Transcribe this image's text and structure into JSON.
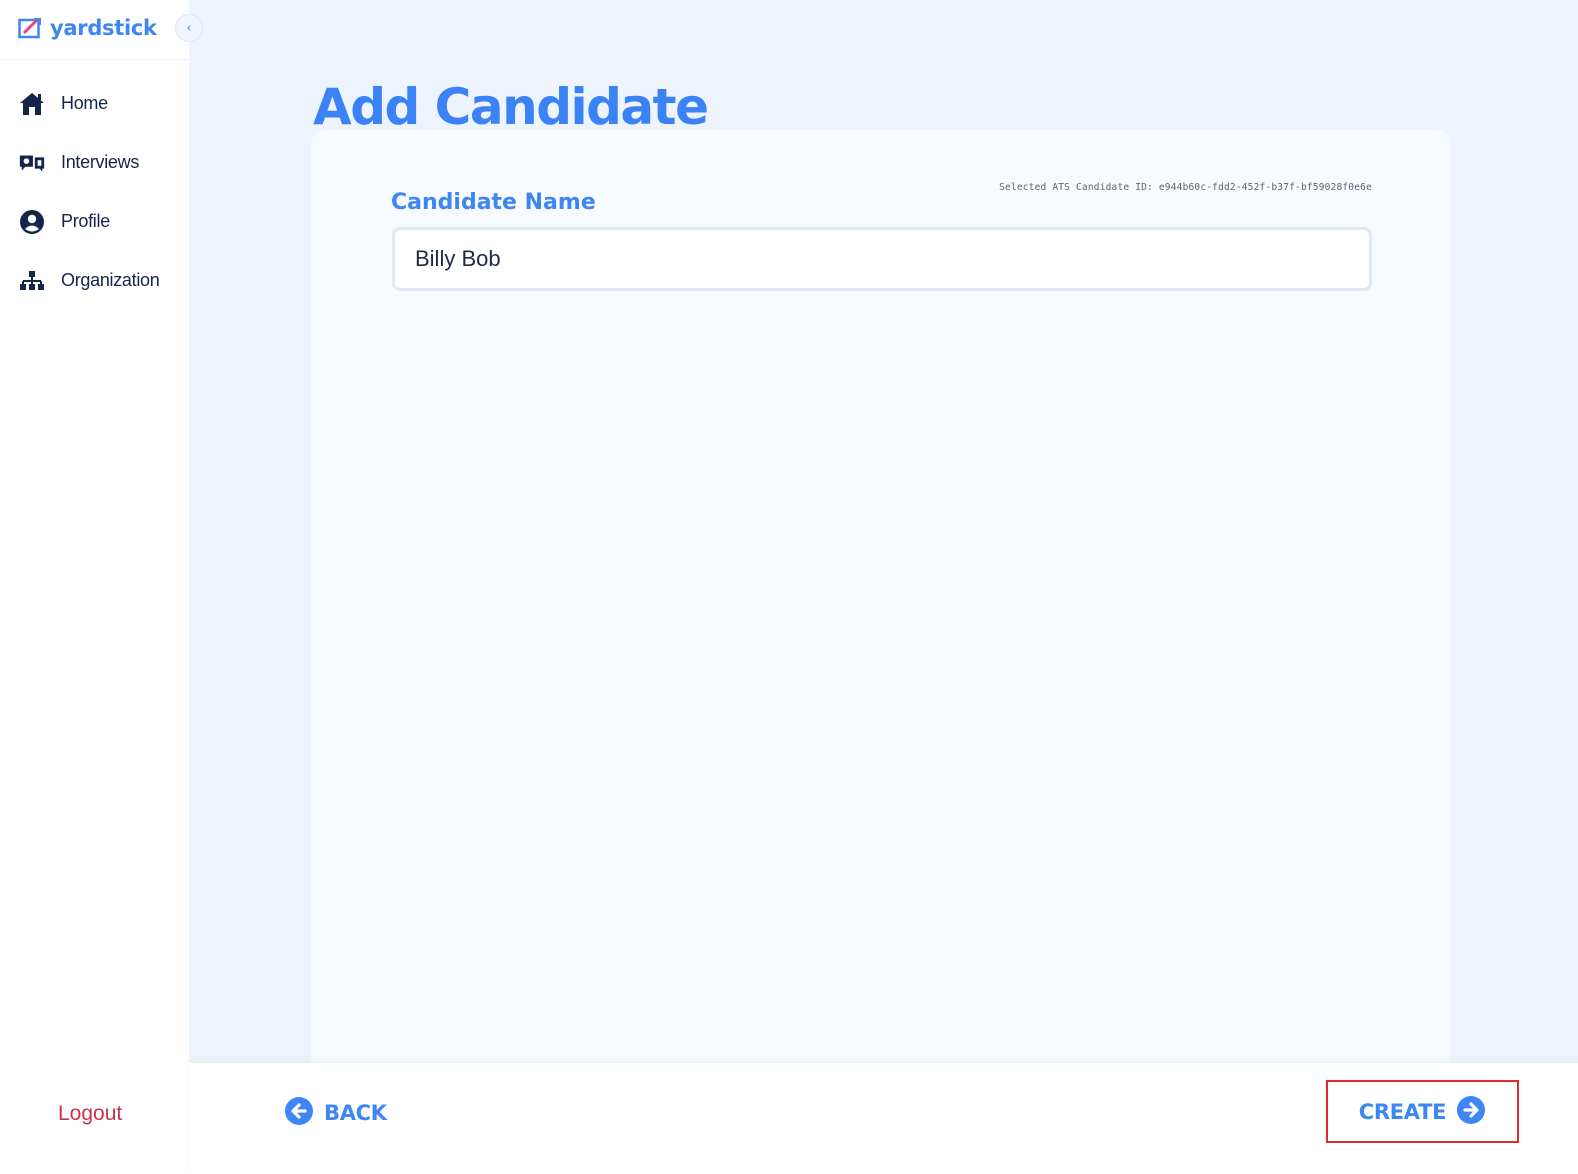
{
  "brand": {
    "name": "yardstick",
    "logo_icon": "yardstick-logo-icon",
    "collapse_icon": "chevron-left-icon",
    "collapse_glyph": "‹"
  },
  "sidebar": {
    "items": [
      {
        "label": "Home",
        "icon": "home-icon"
      },
      {
        "label": "Interviews",
        "icon": "interviews-icon"
      },
      {
        "label": "Profile",
        "icon": "user-circle-icon"
      },
      {
        "label": "Organization",
        "icon": "org-chart-icon"
      }
    ],
    "logout_label": "Logout"
  },
  "main": {
    "title": "Add Candidate",
    "ats_candidate_id": "Selected ATS Candidate ID: e944b60c-fdd2-452f-b37f-bf59028f0e6e",
    "field_label": "Candidate Name",
    "name_value": "Billy Bob"
  },
  "footer": {
    "back_label": "BACK",
    "back_icon": "arrow-left-circle-icon",
    "create_label": "CREATE",
    "create_icon": "arrow-right-circle-icon"
  },
  "colors": {
    "accent": "#3e86f4",
    "nav_text": "#14254a",
    "logout": "#c9344e",
    "main_bg": "#eef4fd",
    "card_bg": "#f7faff",
    "highlight_border": "#e02a2a"
  }
}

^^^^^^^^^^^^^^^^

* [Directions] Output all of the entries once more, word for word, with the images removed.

* [Answer area]
Transcribe this image's text and structure into JSON.
{
  "brand": {
    "name": "yardstick",
    "logo_icon": "yardstick-logo-icon",
    "collapse_icon": "chevron-left-icon",
    "collapse_glyph": "‹"
  },
  "sidebar": {
    "items": [
      {
        "label": "Home",
        "icon": "home-icon"
      },
      {
        "label": "Interviews",
        "icon": "interviews-icon"
      },
      {
        "label": "Profile",
        "icon": "user-circle-icon"
      },
      {
        "label": "Organization",
        "icon": "org-chart-icon"
      }
    ],
    "logout_label": "Logout"
  },
  "main": {
    "title": "Add Candidate",
    "ats_candidate_id": "Selected ATS Candidate ID: e944b60c-fdd2-452f-b37f-bf59028f0e6e",
    "field_label": "Candidate Name",
    "name_value": "Billy Bob"
  },
  "footer": {
    "back_label": "BACK",
    "back_icon": "arrow-left-circle-icon",
    "create_label": "CREATE",
    "create_icon": "arrow-right-circle-icon"
  },
  "colors": {
    "accent": "#3e86f4",
    "nav_text": "#14254a",
    "logout": "#c9344e",
    "main_bg": "#eef4fd",
    "card_bg": "#f7faff",
    "highlight_border": "#e02a2a"
  }
}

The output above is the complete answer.